BAA, BAA, TAP SHEEP Written by Kenda Henthorn Illustrated by Lauren Gallegos (Sleeping Bear…
I’d heard the buzz about Bluebird by Bob Staake, but deliberately steered clear of reading anything before I laid eyes on my own copy. I didn’t want a single word to influence my opinion of a book that was 10 years in the making. Then my review copy arrived and I dove in. Certain to be an award-winner, Bluebird (Schwartz & Wade, $17.99, ages 4-8) is everything I hoped it would be and more.
This emotion-packed picture book touched me the same way the 1956 film The Red Balloon did. I felt my eyes well with tears just like when I first watched the French classic as an elementary school girl in the late 60s. I’ve carried that movie with me over four decades and am confident Bluebird will have that kind of effect on children. Its moving message will stay with readers. Plus, reading this book feels so much more intimate and individual than watching a film and the artwork simply soars. Yes, it’s a book that has wings because as you read it and watch colors and tones change with the illustrations, your spirit lifts along with Bluebird and the boy he befriends. And though I said “read it,” it’s actually a wordless picture book with a most wonderful voice, one that shouts love and understanding. Great art can do that. Here are some of Staake’s Bluebird character studies:

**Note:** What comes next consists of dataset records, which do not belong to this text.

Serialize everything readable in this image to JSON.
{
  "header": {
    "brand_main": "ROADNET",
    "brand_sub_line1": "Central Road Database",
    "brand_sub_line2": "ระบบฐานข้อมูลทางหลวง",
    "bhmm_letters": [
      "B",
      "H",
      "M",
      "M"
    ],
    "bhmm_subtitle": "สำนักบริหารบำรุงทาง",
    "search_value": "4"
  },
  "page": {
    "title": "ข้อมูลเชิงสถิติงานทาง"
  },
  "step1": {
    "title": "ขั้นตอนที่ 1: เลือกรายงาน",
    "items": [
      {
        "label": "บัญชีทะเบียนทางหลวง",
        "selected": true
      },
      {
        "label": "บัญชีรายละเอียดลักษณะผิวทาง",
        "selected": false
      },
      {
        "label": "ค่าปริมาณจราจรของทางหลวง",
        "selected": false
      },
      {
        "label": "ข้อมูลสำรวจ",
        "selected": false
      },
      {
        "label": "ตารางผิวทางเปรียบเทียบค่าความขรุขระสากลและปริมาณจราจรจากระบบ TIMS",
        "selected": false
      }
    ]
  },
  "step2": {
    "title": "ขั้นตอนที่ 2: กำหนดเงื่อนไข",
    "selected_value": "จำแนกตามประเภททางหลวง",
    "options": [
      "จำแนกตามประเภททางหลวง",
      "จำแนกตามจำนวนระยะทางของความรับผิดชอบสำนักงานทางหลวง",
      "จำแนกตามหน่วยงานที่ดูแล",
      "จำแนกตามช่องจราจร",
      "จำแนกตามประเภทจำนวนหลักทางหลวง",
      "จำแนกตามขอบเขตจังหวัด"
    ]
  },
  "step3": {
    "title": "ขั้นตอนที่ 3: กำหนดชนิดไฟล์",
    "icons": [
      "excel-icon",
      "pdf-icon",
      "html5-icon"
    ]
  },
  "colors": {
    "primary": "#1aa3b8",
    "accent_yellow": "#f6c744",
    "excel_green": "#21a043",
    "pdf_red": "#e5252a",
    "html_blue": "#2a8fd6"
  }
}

Friends come in all shapes and sizes and so do bullies. There are several bullies who torment a young boy at the beginning of the school year. He feels alone and ostracized until Bluebird appears and makes it hard not to notice his friendly gestures. Set in Manhattan, the different frames of the story depict the nameless boy and his new pal spending a great afternoon together playing and then sailing a boat in Central Park as new friendships are forged.
The huge smiles on the kids’ faces and the light airy feeling of grays and blues on the pages convey a newfound happiness and joy. Then the grays darken as the boy runs into the bullies.
(A Staake sketch of the bullies in Central Park)
What happens next as Bluebird tries to help his friend may temporarily derail little ones, but that’s really the point. Bluebird is a conversation starter about friendship, loyalty and bullying. It’s also about loss and the healing power of community. I’m glad we waited 10 years for this powerful tale to take flight.
For more information and a behind-the-scenes look at the creation of the book, visit FlyBluebird.com.
-Reviewed by Ronna Mandel